WHAT IS REQUIRED —
Your response should match the records line for line.

EXCERPTED DATA —

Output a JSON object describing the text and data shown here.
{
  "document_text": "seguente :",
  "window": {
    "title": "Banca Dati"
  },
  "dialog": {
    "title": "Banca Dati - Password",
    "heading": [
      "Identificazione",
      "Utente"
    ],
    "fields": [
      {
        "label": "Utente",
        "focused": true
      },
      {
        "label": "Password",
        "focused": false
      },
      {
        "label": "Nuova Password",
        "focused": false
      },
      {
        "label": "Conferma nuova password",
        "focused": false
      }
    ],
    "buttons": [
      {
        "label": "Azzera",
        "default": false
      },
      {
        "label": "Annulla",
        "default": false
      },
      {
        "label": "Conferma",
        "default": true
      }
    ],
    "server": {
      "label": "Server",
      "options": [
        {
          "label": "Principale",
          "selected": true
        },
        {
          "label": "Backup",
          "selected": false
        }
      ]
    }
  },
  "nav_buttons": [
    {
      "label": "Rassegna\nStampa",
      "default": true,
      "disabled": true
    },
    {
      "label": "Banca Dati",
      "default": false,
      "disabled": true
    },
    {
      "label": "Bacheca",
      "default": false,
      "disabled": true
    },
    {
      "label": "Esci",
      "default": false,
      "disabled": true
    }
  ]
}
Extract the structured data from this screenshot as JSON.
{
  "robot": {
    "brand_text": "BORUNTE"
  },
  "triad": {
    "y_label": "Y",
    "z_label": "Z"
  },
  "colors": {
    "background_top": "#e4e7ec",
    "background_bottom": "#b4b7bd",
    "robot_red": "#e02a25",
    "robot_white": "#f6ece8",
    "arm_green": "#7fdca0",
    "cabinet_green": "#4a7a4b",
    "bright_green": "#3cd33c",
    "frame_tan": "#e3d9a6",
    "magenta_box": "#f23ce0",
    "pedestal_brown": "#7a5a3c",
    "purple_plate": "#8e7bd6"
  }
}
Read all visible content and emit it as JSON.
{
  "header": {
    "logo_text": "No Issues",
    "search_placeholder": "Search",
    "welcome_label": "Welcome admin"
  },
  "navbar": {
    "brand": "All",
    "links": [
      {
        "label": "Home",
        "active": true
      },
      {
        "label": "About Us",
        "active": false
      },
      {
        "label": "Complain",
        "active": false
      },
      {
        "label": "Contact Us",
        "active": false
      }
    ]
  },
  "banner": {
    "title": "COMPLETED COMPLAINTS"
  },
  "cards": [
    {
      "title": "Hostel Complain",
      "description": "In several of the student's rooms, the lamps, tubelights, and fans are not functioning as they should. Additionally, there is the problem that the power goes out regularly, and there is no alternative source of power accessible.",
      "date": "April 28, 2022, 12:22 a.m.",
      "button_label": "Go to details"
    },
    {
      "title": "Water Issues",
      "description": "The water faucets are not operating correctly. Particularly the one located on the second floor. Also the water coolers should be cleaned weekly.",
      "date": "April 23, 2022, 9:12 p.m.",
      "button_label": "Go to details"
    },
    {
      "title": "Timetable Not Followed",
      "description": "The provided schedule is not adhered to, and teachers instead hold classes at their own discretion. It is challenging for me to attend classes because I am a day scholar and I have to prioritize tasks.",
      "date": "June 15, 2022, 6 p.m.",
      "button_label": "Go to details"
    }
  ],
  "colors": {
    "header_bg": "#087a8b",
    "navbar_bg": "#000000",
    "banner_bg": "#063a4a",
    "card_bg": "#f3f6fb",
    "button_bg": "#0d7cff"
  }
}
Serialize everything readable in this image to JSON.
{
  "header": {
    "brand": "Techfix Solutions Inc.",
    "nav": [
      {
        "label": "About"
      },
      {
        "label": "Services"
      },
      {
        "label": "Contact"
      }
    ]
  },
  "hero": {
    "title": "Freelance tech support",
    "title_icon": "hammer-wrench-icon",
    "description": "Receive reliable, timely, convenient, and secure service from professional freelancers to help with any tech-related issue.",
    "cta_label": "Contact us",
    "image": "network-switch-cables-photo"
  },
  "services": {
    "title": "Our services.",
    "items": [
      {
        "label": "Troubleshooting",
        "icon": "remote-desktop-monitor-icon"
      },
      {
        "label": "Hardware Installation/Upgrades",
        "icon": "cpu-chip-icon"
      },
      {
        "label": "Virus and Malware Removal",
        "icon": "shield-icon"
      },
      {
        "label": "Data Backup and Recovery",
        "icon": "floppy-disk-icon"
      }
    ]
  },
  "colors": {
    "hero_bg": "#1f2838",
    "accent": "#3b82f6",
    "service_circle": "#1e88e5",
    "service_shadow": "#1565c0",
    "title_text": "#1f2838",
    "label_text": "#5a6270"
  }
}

WRITTEN SOLUTION —
Output a JSON object describing the text and data shown here.
{
  "document_text": "seguente :",
  "window": {
    "title": "Banca Dati"
  },
  "dialog": {
    "title": "Banca Dati - Password",
    "heading": [
      "Identificazione",
      "Utente"
    ],
    "fields": [
      {
        "label": "Utente",
        "focused": true
      },
      {
        "label": "Password",
        "focused": false
      },
      {
        "label": "Nuova Password",
        "focused": false
      },
      {
        "label": "Conferma nuova password",
        "focused": false
      }
    ],
    "buttons": [
      {
        "label": "Azzera",
        "default": false
      },
      {
        "label": "Annulla",
        "default": false
      },
      {
        "label": "Conferma",
        "default": true
      }
    ],
    "server": {
      "label": "Server",
      "options": [
        {
          "label": "Principale",
          "selected": true
        },
        {
          "label": "Backup",
          "selected": false
        }
      ]
    }
  },
  "nav_buttons": [
    {
      "label": "Rassegna\nStampa",
      "default": true,
      "disabled": true
    },
    {
      "label": "Banca Dati",
      "default": false,
      "disabled": true
    },
    {
      "label": "Bacheca",
      "default": false,
      "disabled": true
    },
    {
      "label": "Esci",
      "default": false,
      "disabled": true
    }
  ]
}
Extract the structured data from this screenshot as JSON.
{
  "robot": {
    "brand_text": "BORUNTE"
  },
  "triad": {
    "y_label": "Y",
    "z_label": "Z"
  },
  "colors": {
    "background_top": "#e4e7ec",
    "background_bottom": "#b4b7bd",
    "robot_red": "#e02a25",
    "robot_white": "#f6ece8",
    "arm_green": "#7fdca0",
    "cabinet_green": "#4a7a4b",
    "bright_green": "#3cd33c",
    "frame_tan": "#e3d9a6",
    "magenta_box": "#f23ce0",
    "pedestal_brown": "#7a5a3c",
    "purple_plate": "#8e7bd6"
  }
}
Read all visible content and emit it as JSON.
{
  "header": {
    "logo_text": "No Issues",
    "search_placeholder": "Search",
    "welcome_label": "Welcome admin"
  },
  "navbar": {
    "brand": "All",
    "links": [
      {
        "label": "Home",
        "active": true
      },
      {
        "label": "About Us",
        "active": false
      },
      {
        "label": "Complain",
        "active": false
      },
      {
        "label": "Contact Us",
        "active": false
      }
    ]
  },
  "banner": {
    "title": "COMPLETED COMPLAINTS"
  },
  "cards": [
    {
      "title": "Hostel Complain",
      "description": "In several of the student's rooms, the lamps, tubelights, and fans are not functioning as they should. Additionally, there is the problem that the power goes out regularly, and there is no alternative source of power accessible.",
      "date": "April 28, 2022, 12:22 a.m.",
      "button_label": "Go to details"
    },
    {
      "title": "Water Issues",
      "description": "The water faucets are not operating correctly. Particularly the one located on the second floor. Also the water coolers should be cleaned weekly.",
      "date": "April 23, 2022, 9:12 p.m.",
      "button_label": "Go to details"
    },
    {
      "title": "Timetable Not Followed",
      "description": "The provided schedule is not adhered to, and teachers instead hold classes at their own discretion. It is challenging for me to attend classes because I am a day scholar and I have to prioritize tasks.",
      "date": "June 15, 2022, 6 p.m.",
      "button_label": "Go to details"
    }
  ],
  "colors": {
    "header_bg": "#087a8b",
    "navbar_bg": "#000000",
    "banner_bg": "#063a4a",
    "card_bg": "#f3f6fb",
    "button_bg": "#0d7cff"
  }
}
Serialize everything readable in this image to JSON.
{
  "header": {
    "brand": "Techfix Solutions Inc.",
    "nav": [
      {
        "label": "About"
      },
      {
        "label": "Services"
      },
      {
        "label": "Contact"
      }
    ]
  },
  "hero": {
    "title": "Freelance tech support",
    "title_icon": "hammer-wrench-icon",
    "description": "Receive reliable, timely, convenient, and secure service from professional freelancers to help with any tech-related issue.",
    "cta_label": "Contact us",
    "image": "network-switch-cables-photo"
  },
  "services": {
    "title": "Our services.",
    "items": [
      {
        "label": "Troubleshooting",
        "icon": "remote-desktop-monitor-icon"
      },
      {
        "label": "Hardware Installation/Upgrades",
        "icon": "cpu-chip-icon"
      },
      {
        "label": "Virus and Malware Removal",
        "icon": "shield-icon"
      },
      {
        "label": "Data Backup and Recovery",
        "icon": "floppy-disk-icon"
      }
    ]
  },
  "colors": {
    "hero_bg": "#1f2838",
    "accent": "#3b82f6",
    "service_circle": "#1e88e5",
    "service_shadow": "#1565c0",
    "title_text": "#1f2838",
    "label_text": "#5a6270"
  }
}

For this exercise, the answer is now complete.